Every day, I rub elbows with people who consider themselves artists or artists in training. People with elbows often splattered with ink, paint, or dust! They usually consider themselves involved in creative production, and certainly view themselves as players in the developing creative economy. Lately, conversations inevitably lead to someone asking, “So, if creative people are necessary in this new economy, where are all the art jobs, and where are all the artists?” Some conversations are optimistic, others imagine stereotypical starving artists waiting to be discovered. All the discussions include some debate about, “what is art?” and “what is an artist?”
It’s pretty well established that old definitions of art have been demolished by multiple voices and experiences. What can be characterized as art, or more precisely old arguments about what is NOT art, have become moot points. The same can be said of the reality of working as an artist in a creative economy. Even though the word “artist,” can still conjure up specific images and ideas of what an artist’s work and workplace looks like, it’s time to free art and artists from the trappings of 19th Century studios with north light! Let’s do a little spring cleaning and throw out those static images of wooden easels, smocks and floppy berets! Get rid of ideas about artists only operating on the fringe! The Colorado Council on the Arts, reports that Colorado is home to the 5th largest group of people in the United States who call themselves artists—think about what that means. We’re in good company!
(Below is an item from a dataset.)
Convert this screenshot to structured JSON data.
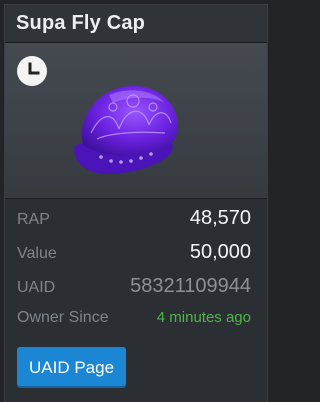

The US Department of Labor also predicts that employment of “artists and related workers,” is expected to grow in the next decade. At the same time, artists are considered important in fueling the creative economy. Tom Borrup, has taught, written, and consulted about community transformation through the arts. He believes the creative economy needs to ground itself in an active community of artists. How will artists find each other? Who gets to define community? How will we know a community of artists when we see one? Will we recognize each other? Will they be wearing berets? (Probably not, unless it’s REALLY cold!) Close your eyes—imagine the word “artist”—what do YOU see?
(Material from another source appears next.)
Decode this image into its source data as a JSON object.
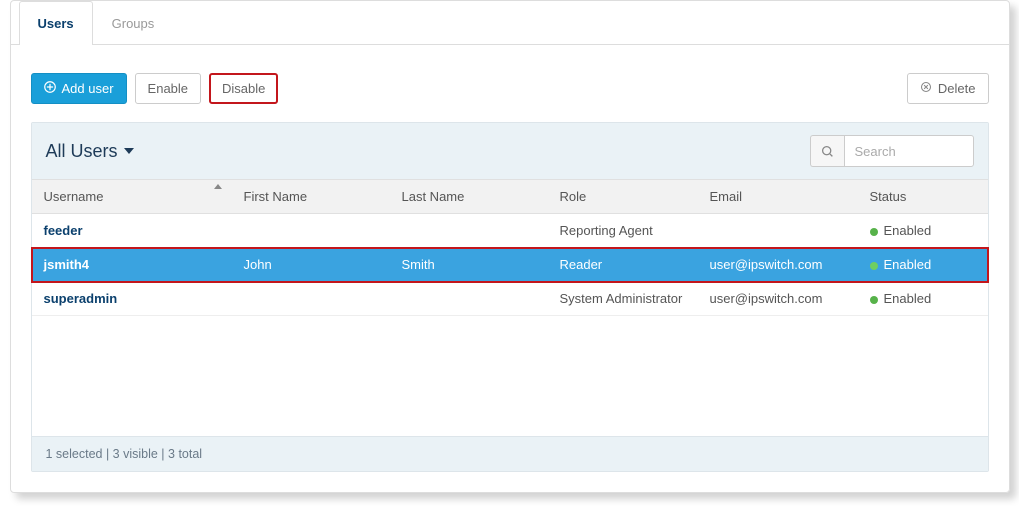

Actively engaging artists in a creative economy demands effort, not only on the part of artists but also from the community at large. How we collectively think about the roles of artists is important to the mix. Artists cannot be imagined as commodities, or merely funky, hip inhabitants to live in renovated buildings. Creative individuals contribute daily to the life of our city on multiple levels. They eat, shop, raise families, make homes, participate in the upcoming Beet Street events, recycle, and often do it with a little extra flair—or maybe not!
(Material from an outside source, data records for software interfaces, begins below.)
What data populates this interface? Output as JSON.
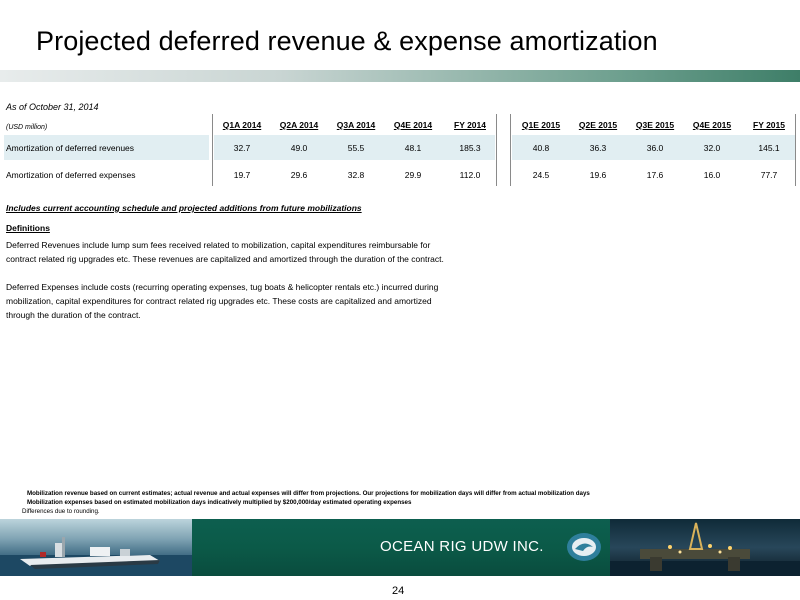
{
  "title": "Projected deferred revenue & expense amortization",
  "as_of": "As of October 31, 2014",
  "units": "(USD million)",
  "table": {
    "columns": [
      "Q1A 2014",
      "Q2A 2014",
      "Q3A 2014",
      "Q4E 2014",
      "FY 2014",
      "Q1E 2015",
      "Q2E 2015",
      "Q3E 2015",
      "Q4E 2015",
      "FY 2015"
    ],
    "rows": [
      {
        "label": "Amortization of deferred revenues",
        "values": [
          "32.7",
          "49.0",
          "55.5",
          "48.1",
          "185.3",
          "40.8",
          "36.3",
          "36.0",
          "32.0",
          "145.1"
        ]
      },
      {
        "label": "Amortization of deferred expenses",
        "values": [
          "19.7",
          "29.6",
          "32.8",
          "29.9",
          "112.0",
          "24.5",
          "19.6",
          "17.6",
          "16.0",
          "77.7"
        ]
      }
    ]
  },
  "schedule_note": "Includes current accounting schedule and projected additions from future mobilizations",
  "definitions_heading": "Definitions",
  "definitions": {
    "revenues_line1": "Deferred Revenues include lump sum fees received related to mobilization, capital expenditures reimbursable for",
    "revenues_line2": "contract related rig upgrades etc.  These revenues are capitalized and amortized through the duration of the contract.",
    "expenses_line1": "Deferred Expenses include costs (recurring operating expenses, tug boats & helicopter rentals etc.)  incurred during",
    "expenses_line2": "mobilization, capital expenditures for contract related rig upgrades etc.  These costs are capitalized and amortized",
    "expenses_line3": "through the duration of the contract."
  },
  "footnotes": {
    "line1": "Mobilization revenue based on current estimates; actual revenue and actual expenses will differ from projections. Our projections for mobilization days will differ from actual mobilization days",
    "line2": "Mobilization expenses based on estimated  mobilization days indicatively  multiplied by $200,000/day estimated operating expenses",
    "line3": "Differences due to rounding."
  },
  "company_name": "OCEAN RIG UDW INC.",
  "page_number": "24",
  "colors": {
    "row_shade": "#e1eef2",
    "banner_green": "#0b5a48",
    "title_bar_end": "#3e7e68"
  }
}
Fortunately for Fort Collins, exciting creatives in Northern Colorado aren’t waiting to be invited to the party! They’re getting together to celebrate and support each other. This week local designers will gather with friends, clients and colleagues to showcase local artists. Every week, local artists put their work on display in the city’s galleries and coffee shops, while theatre companies, museums and centers for the performing artists support emerging local talent. As the weather gets warmer, take a fresh look at the art and artists at work in our community! If you need some inspiration, check out Re:beet eNews for the lowdown on what’s going on in town!